“I would call myself a VSCO girl, but I really don’t,” Keyser said. “I’ve had to hide my Hydro Flask and get a new water bottle, and I stopped typing ‘sksksksk’ when I text because I don’t want to get bullied.”

Rodlund said she doesn’t intentionally try to be VSCO and that it was something that just happened because she owned a Hydro Flask, wore baggy T-shirts and Birkenstocks. She said she doesn’t act like one, but has the qualities of becoming a VSCO girl.

“When I think of a VSCO girl, I think of middle schoolers,” Rodlund said. “They…want to be… just someone that thinks they’re older than they are. I just remember [in] middle school wanting to be a high schooler and that’s what VSCO reminds me of, or wanting to show that you have this perfect life.” 

Unlike Rodlund, Wallace said her definition of a VSCO girl was someone who had all of the qualities of a “basic white girl,” thinking the trend was just renamed to VSCO girl trend. 

“I see a ton of people with Hydro Flasks [at school] plus, I have a Hydro Flask even though I don’t use it,” Wallace said.  “I’ve had a Hydro Flask longer than before it became a thing, but I feel like everyone is kind of a VSCO girl in their own way, because we all have friendship bracelets, we all have Hydro Flasks and everybody makes fun of each other. But it’s like we’re all VSCO girls in a way.”

 Keyser said she thinks others are jealous of the way girls are choosing to express themselves when they haven’t figured out how to show off their own style yet, so they take it out on others. The style has key traits of a VSCO girl and has brought a lot of new things to fantasize over.

“I feel like the trend brought a lot of the relationship stuff to VSCO, and like all the cute pictures of …couples, which it made me feel left out, but I also really liked it because I’m like, ‘oh, I want a VSCO boyfriend,’” Keyser said.

In addition to the VSCO girl image, new slang terms: “sksksksk” and “and I oop” were adopted as part of the trend.

“‘And I oop’ is like if you drop your Hydro Flask, it’s like ‘and I oop sksksksk,’ and ‘sksksk’ is also my initials. It’s just like when people spam the keyboard but, it’s just, ‘sksksksk’ you know, it’s just like a more put together way,” Keyser said. 

Wallace said she remembered hearing “and I oop” in a video of a person with a wig on. She said “and I oop” is another meaning for “oh no” and “whoa that just happened” often said when people are in shock. 

Rodlund said the sayings are sometimes used to make fun of the VSCO girl trend.

“I always… hear someone,  drop their Hydro Flask in the hall and I’m just like, in my head, ‘and I oop’ and I’m just making fun of like, the whole VSCO girl thing,” Rodlund said.

However, Rodlund said people should feel free to do whatever they want.

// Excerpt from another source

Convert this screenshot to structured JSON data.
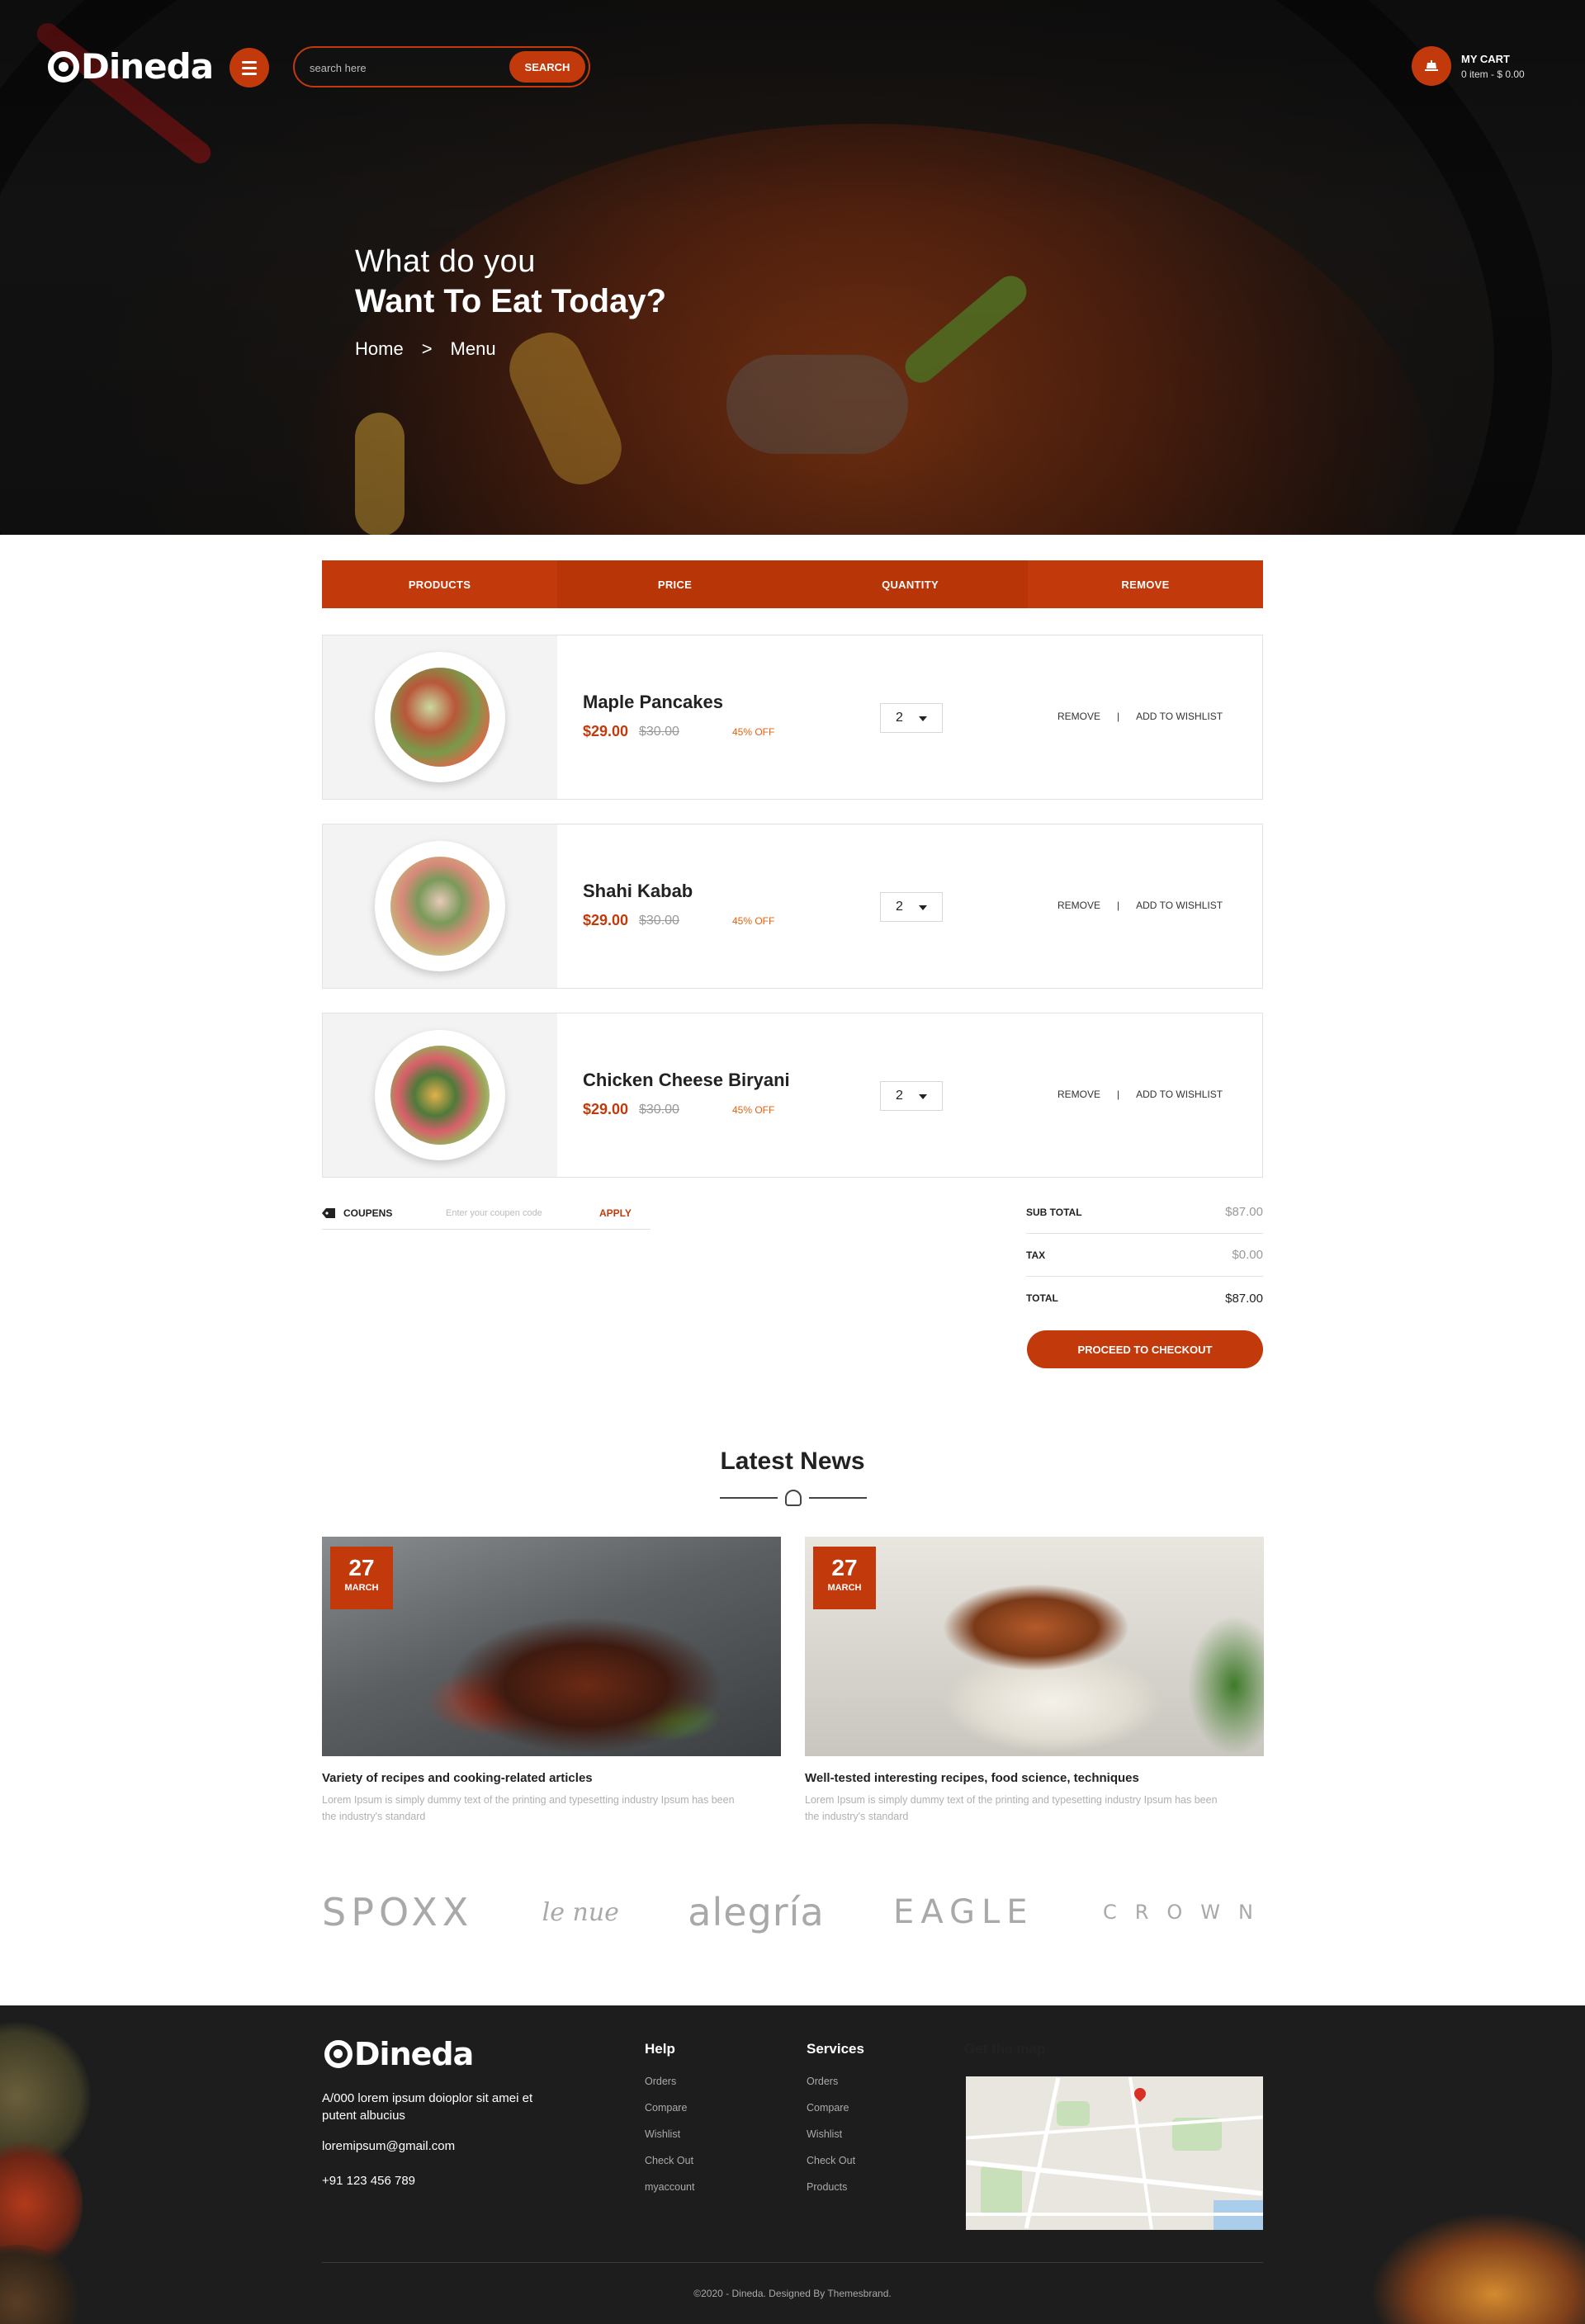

“If you like the whole big T-shirts, Hydro Flasks, like, do what you want to do, because there’s always going to be people out there that are going to hate what you do,” Rodlund said. “But it’s like, [as] long as you’re confident in yourself  I think you [can] do whatever.”

Cook said she thinks the VSCO girl trend will last until the end of the school year. However, Rodlund said she disagrees and thinks it will last longer than that, for a couple more years to come. 

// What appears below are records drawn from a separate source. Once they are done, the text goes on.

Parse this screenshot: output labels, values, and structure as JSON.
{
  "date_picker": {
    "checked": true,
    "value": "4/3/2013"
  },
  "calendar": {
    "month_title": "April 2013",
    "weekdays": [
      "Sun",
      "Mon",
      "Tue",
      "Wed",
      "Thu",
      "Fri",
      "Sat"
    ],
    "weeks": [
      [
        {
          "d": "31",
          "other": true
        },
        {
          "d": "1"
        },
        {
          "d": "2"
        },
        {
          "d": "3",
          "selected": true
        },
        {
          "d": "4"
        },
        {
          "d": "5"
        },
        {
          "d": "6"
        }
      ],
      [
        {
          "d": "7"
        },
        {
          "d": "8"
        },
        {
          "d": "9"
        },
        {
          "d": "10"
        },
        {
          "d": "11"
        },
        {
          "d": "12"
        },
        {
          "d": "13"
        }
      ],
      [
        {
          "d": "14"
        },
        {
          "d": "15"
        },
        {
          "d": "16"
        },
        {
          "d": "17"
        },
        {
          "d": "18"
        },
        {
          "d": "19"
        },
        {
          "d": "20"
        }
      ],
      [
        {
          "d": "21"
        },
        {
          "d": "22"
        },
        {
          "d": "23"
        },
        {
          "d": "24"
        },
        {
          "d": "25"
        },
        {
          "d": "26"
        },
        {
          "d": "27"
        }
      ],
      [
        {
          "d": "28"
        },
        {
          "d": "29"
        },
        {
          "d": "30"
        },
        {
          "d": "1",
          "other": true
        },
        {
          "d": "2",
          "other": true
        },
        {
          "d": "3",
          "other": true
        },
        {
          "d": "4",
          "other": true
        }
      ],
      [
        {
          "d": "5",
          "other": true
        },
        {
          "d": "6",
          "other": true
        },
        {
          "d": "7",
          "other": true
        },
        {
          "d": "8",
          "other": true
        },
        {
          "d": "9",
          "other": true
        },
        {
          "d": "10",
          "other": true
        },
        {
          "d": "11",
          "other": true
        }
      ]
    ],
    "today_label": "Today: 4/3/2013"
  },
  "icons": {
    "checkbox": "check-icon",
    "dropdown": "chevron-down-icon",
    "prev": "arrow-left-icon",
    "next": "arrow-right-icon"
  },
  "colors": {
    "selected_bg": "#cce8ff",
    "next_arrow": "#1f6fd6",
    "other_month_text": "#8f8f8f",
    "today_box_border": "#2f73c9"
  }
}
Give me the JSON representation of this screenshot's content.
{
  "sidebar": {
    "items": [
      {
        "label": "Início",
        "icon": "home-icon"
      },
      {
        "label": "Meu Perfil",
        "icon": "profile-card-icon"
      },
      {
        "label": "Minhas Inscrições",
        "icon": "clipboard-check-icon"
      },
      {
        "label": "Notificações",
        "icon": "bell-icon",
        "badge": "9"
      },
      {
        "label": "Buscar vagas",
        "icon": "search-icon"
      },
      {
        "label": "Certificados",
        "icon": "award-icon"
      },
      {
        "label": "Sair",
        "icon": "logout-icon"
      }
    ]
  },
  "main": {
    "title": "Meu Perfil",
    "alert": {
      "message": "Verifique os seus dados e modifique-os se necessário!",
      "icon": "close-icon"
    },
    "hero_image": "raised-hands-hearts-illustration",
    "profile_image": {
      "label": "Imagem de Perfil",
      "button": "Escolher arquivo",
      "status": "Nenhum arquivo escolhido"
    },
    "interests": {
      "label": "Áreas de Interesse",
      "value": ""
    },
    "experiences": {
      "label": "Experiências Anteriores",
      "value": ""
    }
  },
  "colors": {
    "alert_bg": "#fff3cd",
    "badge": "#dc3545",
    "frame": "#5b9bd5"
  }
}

“I don’t think it’ll be necessarily called ‘VSCO girl trend,’ I just think it’ll be like what teenage girls are their whole [life]” Rodlund said. “I feel as the years have gone on, girls have gotten more confident in themselves and they feel confident enough to wear baggy T-shirts, no makeup and messy buns to school, which is awesome. So, I think that’s just something that will be a new normal.”